EXTRACTED ENTRIES:
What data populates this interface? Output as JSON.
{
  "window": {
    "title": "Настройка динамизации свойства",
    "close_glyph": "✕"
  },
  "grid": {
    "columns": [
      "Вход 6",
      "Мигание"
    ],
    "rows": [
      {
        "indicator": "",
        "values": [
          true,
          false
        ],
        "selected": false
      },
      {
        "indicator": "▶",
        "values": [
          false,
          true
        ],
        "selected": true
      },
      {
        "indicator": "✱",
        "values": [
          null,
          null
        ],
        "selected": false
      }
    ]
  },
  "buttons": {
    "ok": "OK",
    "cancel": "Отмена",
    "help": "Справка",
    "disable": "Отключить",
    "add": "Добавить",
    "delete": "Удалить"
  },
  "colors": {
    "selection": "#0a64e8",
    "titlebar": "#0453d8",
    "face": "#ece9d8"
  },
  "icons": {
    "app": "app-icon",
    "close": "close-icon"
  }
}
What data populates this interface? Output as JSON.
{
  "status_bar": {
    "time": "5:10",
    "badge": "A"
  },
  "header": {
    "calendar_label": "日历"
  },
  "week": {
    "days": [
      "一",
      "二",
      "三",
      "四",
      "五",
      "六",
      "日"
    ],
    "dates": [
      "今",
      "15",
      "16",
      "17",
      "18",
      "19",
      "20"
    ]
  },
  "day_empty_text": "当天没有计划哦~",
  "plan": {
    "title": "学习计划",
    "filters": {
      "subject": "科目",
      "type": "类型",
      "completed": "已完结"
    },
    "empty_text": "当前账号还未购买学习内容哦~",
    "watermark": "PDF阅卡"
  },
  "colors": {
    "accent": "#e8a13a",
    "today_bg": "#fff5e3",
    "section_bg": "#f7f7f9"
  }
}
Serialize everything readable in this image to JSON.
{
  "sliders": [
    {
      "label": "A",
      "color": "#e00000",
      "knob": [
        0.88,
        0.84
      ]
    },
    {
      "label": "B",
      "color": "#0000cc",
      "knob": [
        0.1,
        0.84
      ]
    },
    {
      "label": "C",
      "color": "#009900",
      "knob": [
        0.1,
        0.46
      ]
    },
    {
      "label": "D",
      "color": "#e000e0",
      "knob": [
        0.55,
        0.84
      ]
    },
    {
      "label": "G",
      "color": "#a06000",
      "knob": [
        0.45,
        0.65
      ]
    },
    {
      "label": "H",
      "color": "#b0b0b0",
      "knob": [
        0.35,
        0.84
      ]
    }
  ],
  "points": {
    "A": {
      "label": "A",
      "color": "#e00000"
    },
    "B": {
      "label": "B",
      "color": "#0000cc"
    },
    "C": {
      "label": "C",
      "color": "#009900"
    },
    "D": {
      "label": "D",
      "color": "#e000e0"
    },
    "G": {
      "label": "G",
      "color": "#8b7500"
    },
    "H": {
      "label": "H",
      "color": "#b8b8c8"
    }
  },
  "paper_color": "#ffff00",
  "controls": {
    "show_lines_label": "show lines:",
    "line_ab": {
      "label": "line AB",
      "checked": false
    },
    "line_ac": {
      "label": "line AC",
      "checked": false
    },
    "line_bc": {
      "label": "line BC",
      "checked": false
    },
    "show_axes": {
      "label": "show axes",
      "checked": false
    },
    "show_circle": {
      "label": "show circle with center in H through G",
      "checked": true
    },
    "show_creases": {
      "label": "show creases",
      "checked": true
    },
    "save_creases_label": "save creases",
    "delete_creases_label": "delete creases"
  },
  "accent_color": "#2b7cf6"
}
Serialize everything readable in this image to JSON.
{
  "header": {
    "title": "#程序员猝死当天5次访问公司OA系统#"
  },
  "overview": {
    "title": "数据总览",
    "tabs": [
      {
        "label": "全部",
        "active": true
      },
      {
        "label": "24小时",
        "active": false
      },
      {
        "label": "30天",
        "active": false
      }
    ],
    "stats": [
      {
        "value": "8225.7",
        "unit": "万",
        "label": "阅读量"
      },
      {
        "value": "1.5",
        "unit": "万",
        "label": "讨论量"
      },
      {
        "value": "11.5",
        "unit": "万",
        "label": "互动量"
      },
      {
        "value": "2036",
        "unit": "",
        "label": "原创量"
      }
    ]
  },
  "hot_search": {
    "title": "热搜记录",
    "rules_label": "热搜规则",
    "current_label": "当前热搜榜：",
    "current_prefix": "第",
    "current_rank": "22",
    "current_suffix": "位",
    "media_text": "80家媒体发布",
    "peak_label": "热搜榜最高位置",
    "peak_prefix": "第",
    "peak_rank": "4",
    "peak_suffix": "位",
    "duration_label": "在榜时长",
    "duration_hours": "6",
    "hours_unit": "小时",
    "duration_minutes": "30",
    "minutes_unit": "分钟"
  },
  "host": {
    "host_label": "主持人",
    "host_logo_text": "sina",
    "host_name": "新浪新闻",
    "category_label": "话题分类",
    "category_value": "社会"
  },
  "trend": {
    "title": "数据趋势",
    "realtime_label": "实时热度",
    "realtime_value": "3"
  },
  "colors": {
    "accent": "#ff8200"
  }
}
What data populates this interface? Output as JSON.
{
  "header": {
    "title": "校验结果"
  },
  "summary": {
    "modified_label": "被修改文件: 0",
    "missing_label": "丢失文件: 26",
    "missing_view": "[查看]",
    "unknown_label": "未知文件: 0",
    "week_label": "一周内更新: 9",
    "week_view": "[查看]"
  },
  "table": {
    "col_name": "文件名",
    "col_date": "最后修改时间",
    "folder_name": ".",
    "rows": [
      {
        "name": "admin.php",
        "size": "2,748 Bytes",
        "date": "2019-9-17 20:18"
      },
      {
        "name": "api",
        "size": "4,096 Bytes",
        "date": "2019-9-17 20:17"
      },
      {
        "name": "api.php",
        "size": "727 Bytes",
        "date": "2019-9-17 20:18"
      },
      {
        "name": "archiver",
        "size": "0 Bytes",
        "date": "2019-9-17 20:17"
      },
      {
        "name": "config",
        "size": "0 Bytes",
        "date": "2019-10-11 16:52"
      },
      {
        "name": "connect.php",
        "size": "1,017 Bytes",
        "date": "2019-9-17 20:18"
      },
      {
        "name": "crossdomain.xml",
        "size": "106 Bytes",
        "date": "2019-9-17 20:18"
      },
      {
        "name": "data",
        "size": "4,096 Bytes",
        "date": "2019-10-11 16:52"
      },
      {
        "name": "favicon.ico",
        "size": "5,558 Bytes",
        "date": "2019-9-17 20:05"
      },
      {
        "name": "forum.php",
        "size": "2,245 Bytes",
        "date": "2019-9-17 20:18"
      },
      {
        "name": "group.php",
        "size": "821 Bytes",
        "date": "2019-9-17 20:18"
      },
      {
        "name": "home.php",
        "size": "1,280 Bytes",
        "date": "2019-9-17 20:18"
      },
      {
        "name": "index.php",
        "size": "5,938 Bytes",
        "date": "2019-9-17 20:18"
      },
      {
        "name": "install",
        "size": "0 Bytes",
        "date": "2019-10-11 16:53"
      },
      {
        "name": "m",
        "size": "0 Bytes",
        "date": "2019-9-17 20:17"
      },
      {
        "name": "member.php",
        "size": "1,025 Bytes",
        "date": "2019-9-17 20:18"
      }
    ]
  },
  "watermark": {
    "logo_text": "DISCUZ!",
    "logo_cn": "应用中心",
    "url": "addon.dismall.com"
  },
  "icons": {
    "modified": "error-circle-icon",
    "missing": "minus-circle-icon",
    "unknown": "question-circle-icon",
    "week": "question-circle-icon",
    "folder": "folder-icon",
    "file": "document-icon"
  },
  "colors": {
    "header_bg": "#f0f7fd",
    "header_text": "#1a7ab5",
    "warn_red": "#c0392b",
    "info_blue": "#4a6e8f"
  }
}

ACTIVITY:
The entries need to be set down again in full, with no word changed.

WRITTEN SOLUTION:
What data populates this interface? Output as JSON.
{
  "window": {
    "title": "Настройка динамизации свойства",
    "close_glyph": "✕"
  },
  "grid": {
    "columns": [
      "Вход 6",
      "Мигание"
    ],
    "rows": [
      {
        "indicator": "",
        "values": [
          true,
          false
        ],
        "selected": false
      },
      {
        "indicator": "▶",
        "values": [
          false,
          true
        ],
        "selected": true
      },
      {
        "indicator": "✱",
        "values": [
          null,
          null
        ],
        "selected": false
      }
    ]
  },
  "buttons": {
    "ok": "OK",
    "cancel": "Отмена",
    "help": "Справка",
    "disable": "Отключить",
    "add": "Добавить",
    "delete": "Удалить"
  },
  "colors": {
    "selection": "#0a64e8",
    "titlebar": "#0453d8",
    "face": "#ece9d8"
  },
  "icons": {
    "app": "app-icon",
    "close": "close-icon"
  }
}
What data populates this interface? Output as JSON.
{
  "status_bar": {
    "time": "5:10",
    "badge": "A"
  },
  "header": {
    "calendar_label": "日历"
  },
  "week": {
    "days": [
      "一",
      "二",
      "三",
      "四",
      "五",
      "六",
      "日"
    ],
    "dates": [
      "今",
      "15",
      "16",
      "17",
      "18",
      "19",
      "20"
    ]
  },
  "day_empty_text": "当天没有计划哦~",
  "plan": {
    "title": "学习计划",
    "filters": {
      "subject": "科目",
      "type": "类型",
      "completed": "已完结"
    },
    "empty_text": "当前账号还未购买学习内容哦~",
    "watermark": "PDF阅卡"
  },
  "colors": {
    "accent": "#e8a13a",
    "today_bg": "#fff5e3",
    "section_bg": "#f7f7f9"
  }
}
Serialize everything readable in this image to JSON.
{
  "sliders": [
    {
      "label": "A",
      "color": "#e00000",
      "knob": [
        0.88,
        0.84
      ]
    },
    {
      "label": "B",
      "color": "#0000cc",
      "knob": [
        0.1,
        0.84
      ]
    },
    {
      "label": "C",
      "color": "#009900",
      "knob": [
        0.1,
        0.46
      ]
    },
    {
      "label": "D",
      "color": "#e000e0",
      "knob": [
        0.55,
        0.84
      ]
    },
    {
      "label": "G",
      "color": "#a06000",
      "knob": [
        0.45,
        0.65
      ]
    },
    {
      "label": "H",
      "color": "#b0b0b0",
      "knob": [
        0.35,
        0.84
      ]
    }
  ],
  "points": {
    "A": {
      "label": "A",
      "color": "#e00000"
    },
    "B": {
      "label": "B",
      "color": "#0000cc"
    },
    "C": {
      "label": "C",
      "color": "#009900"
    },
    "D": {
      "label": "D",
      "color": "#e000e0"
    },
    "G": {
      "label": "G",
      "color": "#8b7500"
    },
    "H": {
      "label": "H",
      "color": "#b8b8c8"
    }
  },
  "paper_color": "#ffff00",
  "controls": {
    "show_lines_label": "show lines:",
    "line_ab": {
      "label": "line AB",
      "checked": false
    },
    "line_ac": {
      "label": "line AC",
      "checked": false
    },
    "line_bc": {
      "label": "line BC",
      "checked": false
    },
    "show_axes": {
      "label": "show axes",
      "checked": false
    },
    "show_circle": {
      "label": "show circle with center in H through G",
      "checked": true
    },
    "show_creases": {
      "label": "show creases",
      "checked": true
    },
    "save_creases_label": "save creases",
    "delete_creases_label": "delete creases"
  },
  "accent_color": "#2b7cf6"
}
Serialize everything readable in this image to JSON.
{
  "header": {
    "title": "#程序员猝死当天5次访问公司OA系统#"
  },
  "overview": {
    "title": "数据总览",
    "tabs": [
      {
        "label": "全部",
        "active": true
      },
      {
        "label": "24小时",
        "active": false
      },
      {
        "label": "30天",
        "active": false
      }
    ],
    "stats": [
      {
        "value": "8225.7",
        "unit": "万",
        "label": "阅读量"
      },
      {
        "value": "1.5",
        "unit": "万",
        "label": "讨论量"
      },
      {
        "value": "11.5",
        "unit": "万",
        "label": "互动量"
      },
      {
        "value": "2036",
        "unit": "",
        "label": "原创量"
      }
    ]
  },
  "hot_search": {
    "title": "热搜记录",
    "rules_label": "热搜规则",
    "current_label": "当前热搜榜：",
    "current_prefix": "第",
    "current_rank": "22",
    "current_suffix": "位",
    "media_text": "80家媒体发布",
    "peak_label": "热搜榜最高位置",
    "peak_prefix": "第",
    "peak_rank": "4",
    "peak_suffix": "位",
    "duration_label": "在榜时长",
    "duration_hours": "6",
    "hours_unit": "小时",
    "duration_minutes": "30",
    "minutes_unit": "分钟"
  },
  "host": {
    "host_label": "主持人",
    "host_logo_text": "sina",
    "host_name": "新浪新闻",
    "category_label": "话题分类",
    "category_value": "社会"
  },
  "trend": {
    "title": "数据趋势",
    "realtime_label": "实时热度",
    "realtime_value": "3"
  },
  "colors": {
    "accent": "#ff8200"
  }
}
What data populates this interface? Output as JSON.
{
  "header": {
    "title": "校验结果"
  },
  "summary": {
    "modified_label": "被修改文件: 0",
    "missing_label": "丢失文件: 26",
    "missing_view": "[查看]",
    "unknown_label": "未知文件: 0",
    "week_label": "一周内更新: 9",
    "week_view": "[查看]"
  },
  "table": {
    "col_name": "文件名",
    "col_date": "最后修改时间",
    "folder_name": ".",
    "rows": [
      {
        "name": "admin.php",
        "size": "2,748 Bytes",
        "date": "2019-9-17 20:18"
      },
      {
        "name": "api",
        "size": "4,096 Bytes",
        "date": "2019-9-17 20:17"
      },
      {
        "name": "api.php",
        "size": "727 Bytes",
        "date": "2019-9-17 20:18"
      },
      {
        "name": "archiver",
        "size": "0 Bytes",
        "date": "2019-9-17 20:17"
      },
      {
        "name": "config",
        "size": "0 Bytes",
        "date": "2019-10-11 16:52"
      },
      {
        "name": "connect.php",
        "size": "1,017 Bytes",
        "date": "2019-9-17 20:18"
      },
      {
        "name": "crossdomain.xml",
        "size": "106 Bytes",
        "date": "2019-9-17 20:18"
      },
      {
        "name": "data",
        "size": "4,096 Bytes",
        "date": "2019-10-11 16:52"
      },
      {
        "name": "favicon.ico",
        "size": "5,558 Bytes",
        "date": "2019-9-17 20:05"
      },
      {
        "name": "forum.php",
        "size": "2,245 Bytes",
        "date": "2019-9-17 20:18"
      },
      {
        "name": "group.php",
        "size": "821 Bytes",
        "date": "2019-9-17 20:18"
      },
      {
        "name": "home.php",
        "size": "1,280 Bytes",
        "date": "2019-9-17 20:18"
      },
      {
        "name": "index.php",
        "size": "5,938 Bytes",
        "date": "2019-9-17 20:18"
      },
      {
        "name": "install",
        "size": "0 Bytes",
        "date": "2019-10-11 16:53"
      },
      {
        "name": "m",
        "size": "0 Bytes",
        "date": "2019-9-17 20:17"
      },
      {
        "name": "member.php",
        "size": "1,025 Bytes",
        "date": "2019-9-17 20:18"
      }
    ]
  },
  "watermark": {
    "logo_text": "DISCUZ!",
    "logo_cn": "应用中心",
    "url": "addon.dismall.com"
  },
  "icons": {
    "modified": "error-circle-icon",
    "missing": "minus-circle-icon",
    "unknown": "question-circle-icon",
    "week": "question-circle-icon",
    "folder": "folder-icon",
    "file": "document-icon"
  },
  "colors": {
    "header_bg": "#f0f7fd",
    "header_text": "#1a7ab5",
    "warn_red": "#c0392b",
    "info_blue": "#4a6e8f"
  }
}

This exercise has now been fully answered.